I'm writing this post from my room at the Kames Hotel, near Tighnabruaich, on the Cowal Penninsula in Argyll. A hotel which has three small bar rooms in the floor below. Joy.

What am I doing here? Well, this is my big walking weekend at Cowalfest, the Cowal Walking and Arts festival! More about the walking festival in another post. This post is reserved for complaining.

The walk I'd signed up for today was The Coffin Route. In the festival program(me), the was is described as follows:
Imagine you are a pall bearer carrying a coffin. From Glenkin we take the Coffin Route over the saddle to the graveyard at Inverchaolin church and explore the history of the area. Forest roads and some rough open ground at maximum hight of 400m.

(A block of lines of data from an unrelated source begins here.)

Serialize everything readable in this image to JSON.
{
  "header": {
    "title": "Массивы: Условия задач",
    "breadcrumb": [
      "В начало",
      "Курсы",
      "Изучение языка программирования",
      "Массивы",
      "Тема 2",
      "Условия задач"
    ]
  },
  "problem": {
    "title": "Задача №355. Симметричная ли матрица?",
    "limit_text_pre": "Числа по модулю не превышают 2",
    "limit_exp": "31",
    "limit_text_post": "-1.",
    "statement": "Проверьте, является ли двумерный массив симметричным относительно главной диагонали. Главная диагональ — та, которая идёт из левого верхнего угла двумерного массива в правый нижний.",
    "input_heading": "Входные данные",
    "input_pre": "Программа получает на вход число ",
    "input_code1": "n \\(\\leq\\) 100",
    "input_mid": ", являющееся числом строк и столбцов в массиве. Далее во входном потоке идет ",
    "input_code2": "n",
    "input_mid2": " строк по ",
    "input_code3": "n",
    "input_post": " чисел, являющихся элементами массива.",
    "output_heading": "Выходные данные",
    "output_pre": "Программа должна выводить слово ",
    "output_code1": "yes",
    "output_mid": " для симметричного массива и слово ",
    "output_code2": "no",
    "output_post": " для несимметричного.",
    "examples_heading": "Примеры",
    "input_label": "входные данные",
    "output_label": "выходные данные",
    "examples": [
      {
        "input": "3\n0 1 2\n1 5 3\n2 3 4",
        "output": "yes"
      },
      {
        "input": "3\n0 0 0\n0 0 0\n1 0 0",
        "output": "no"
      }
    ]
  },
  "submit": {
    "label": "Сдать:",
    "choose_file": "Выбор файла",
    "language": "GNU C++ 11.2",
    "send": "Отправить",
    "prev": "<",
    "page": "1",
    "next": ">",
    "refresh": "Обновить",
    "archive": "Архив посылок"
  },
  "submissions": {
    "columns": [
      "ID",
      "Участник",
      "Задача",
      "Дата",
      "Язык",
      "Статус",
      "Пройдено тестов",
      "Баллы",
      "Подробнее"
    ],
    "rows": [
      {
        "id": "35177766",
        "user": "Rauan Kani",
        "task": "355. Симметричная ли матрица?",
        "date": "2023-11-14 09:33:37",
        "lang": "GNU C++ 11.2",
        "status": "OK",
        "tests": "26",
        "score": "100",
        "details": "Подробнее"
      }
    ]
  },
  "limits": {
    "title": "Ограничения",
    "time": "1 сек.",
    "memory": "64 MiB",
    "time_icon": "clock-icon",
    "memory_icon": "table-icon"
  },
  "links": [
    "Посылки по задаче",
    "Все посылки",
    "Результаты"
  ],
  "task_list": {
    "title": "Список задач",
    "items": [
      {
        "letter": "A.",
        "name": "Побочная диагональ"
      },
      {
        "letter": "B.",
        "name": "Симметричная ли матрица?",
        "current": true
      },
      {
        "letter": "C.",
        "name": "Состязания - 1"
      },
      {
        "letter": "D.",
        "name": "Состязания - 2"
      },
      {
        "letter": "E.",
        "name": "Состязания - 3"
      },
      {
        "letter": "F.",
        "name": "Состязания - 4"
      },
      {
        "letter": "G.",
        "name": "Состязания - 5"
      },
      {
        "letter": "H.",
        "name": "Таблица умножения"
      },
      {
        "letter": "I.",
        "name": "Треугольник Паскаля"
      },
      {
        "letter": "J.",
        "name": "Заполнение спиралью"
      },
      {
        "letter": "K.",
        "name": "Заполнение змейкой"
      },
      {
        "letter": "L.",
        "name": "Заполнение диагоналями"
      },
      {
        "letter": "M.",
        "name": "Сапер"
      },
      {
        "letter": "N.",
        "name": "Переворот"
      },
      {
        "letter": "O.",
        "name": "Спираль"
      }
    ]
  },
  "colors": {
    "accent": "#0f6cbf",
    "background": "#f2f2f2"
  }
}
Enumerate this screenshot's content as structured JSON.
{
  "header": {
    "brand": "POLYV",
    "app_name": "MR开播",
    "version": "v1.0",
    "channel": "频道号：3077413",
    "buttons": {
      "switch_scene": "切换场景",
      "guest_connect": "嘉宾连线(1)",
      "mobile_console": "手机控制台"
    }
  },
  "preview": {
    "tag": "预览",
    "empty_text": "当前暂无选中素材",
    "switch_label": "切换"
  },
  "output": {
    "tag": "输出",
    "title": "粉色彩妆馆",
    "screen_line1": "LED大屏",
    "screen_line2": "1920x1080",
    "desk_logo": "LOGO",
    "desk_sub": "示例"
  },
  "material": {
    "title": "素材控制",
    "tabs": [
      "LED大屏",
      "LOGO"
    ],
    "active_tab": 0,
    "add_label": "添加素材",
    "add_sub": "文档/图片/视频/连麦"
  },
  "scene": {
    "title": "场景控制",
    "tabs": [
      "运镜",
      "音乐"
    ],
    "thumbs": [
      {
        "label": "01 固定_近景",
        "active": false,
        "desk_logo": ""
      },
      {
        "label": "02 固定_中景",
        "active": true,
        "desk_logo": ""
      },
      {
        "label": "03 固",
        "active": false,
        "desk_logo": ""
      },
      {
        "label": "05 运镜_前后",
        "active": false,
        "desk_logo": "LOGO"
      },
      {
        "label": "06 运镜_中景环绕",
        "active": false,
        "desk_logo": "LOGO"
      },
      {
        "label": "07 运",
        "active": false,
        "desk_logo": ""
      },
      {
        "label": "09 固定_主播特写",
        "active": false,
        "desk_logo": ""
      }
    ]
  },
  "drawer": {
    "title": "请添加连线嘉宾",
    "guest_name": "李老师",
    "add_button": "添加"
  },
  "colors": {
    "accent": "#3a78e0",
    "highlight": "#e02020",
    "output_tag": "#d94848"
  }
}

I admit that I was a bit nervous about this walk because it was rated as an E on a scale from A to E with E being the most strenuous. But I was looking for something a bit more challenging, and this seemed the best possibility for Saturday. And it didn't look impossible. "Some rough open ground at maximum high of 400m" seemed doable.

Well perhaps it would have been doable. The only problem was that thanks to some folks who wanted to go shooting, we had to divert from the usual route (which would have taken us within range of the shooters) to higher, rougher ground. A lot higher and a lot more rough ground. It's funny. Those hills seem so nice and smooth looking at them from far below. You'd never know that they were full of ankle-twisting ground, knee-high grasses and bracken, and moss so deep and spongy it swallows your whole boot when you step on it. I fell several times, and I'm still amazed that I didn't break an ankle.

Oh, and that first time I fell -- yeah, that's whem I'm pretty sure I lost my camera. (And trust me, there was NO POSSIBLE way I could have gone back to try to find it. I could have dropped it 5 feet away, and I probably couldn't have found it. Such was the terrain. It's what they call heather moorland.)

I lost my camera!!!

I'm really upset about this, in part, because it was my camera. My parents gave it to me. But what I'm really, really upset about is losing my pictures of this somewhat horrible day. Plus, in theory I have one more walk tomorrow, and I won't have my camera for that walk either! (Ok, I did stop to buy a disposable camera on my way out of Dunoon, but it's not the same.)

Sigh. In spite of the struggling through bracken and twisted ankles, the scenery both macro and micro was beautiful. I was trying so very hard to capture as much as I could so that I could remember and share. Even the darn twisty grasses and mosses of the moorland were beautiful. Golds and greens and even some reds. The heather was mostly done blooming, but here and there a few small, purple buds were mixed in to add little dots of color. The top of the hill was in clouds, which made for chilly walking, but also whispy views. Argh!!!! I want the pictures on my camera!!!

I guess, it kind of feels like I did that walk all for nothing. Just about every muscle in my legs is aching. I am grouchy and tired. I really wish I had stayed in Dunoon for another night or two rather than comming out to the other side of the penninsula. Because the buses don't run on Sunday and now I'm basically stuck here until Monday. Whine, whine, whine.

Tomorrow I'm supposed to go on one more walk, but I don't know. As I said, my legs hurt, and I'm really feeling like wallowing in my misery. I think I'm going to leave it to fate. Will I wake up in time, or won't I?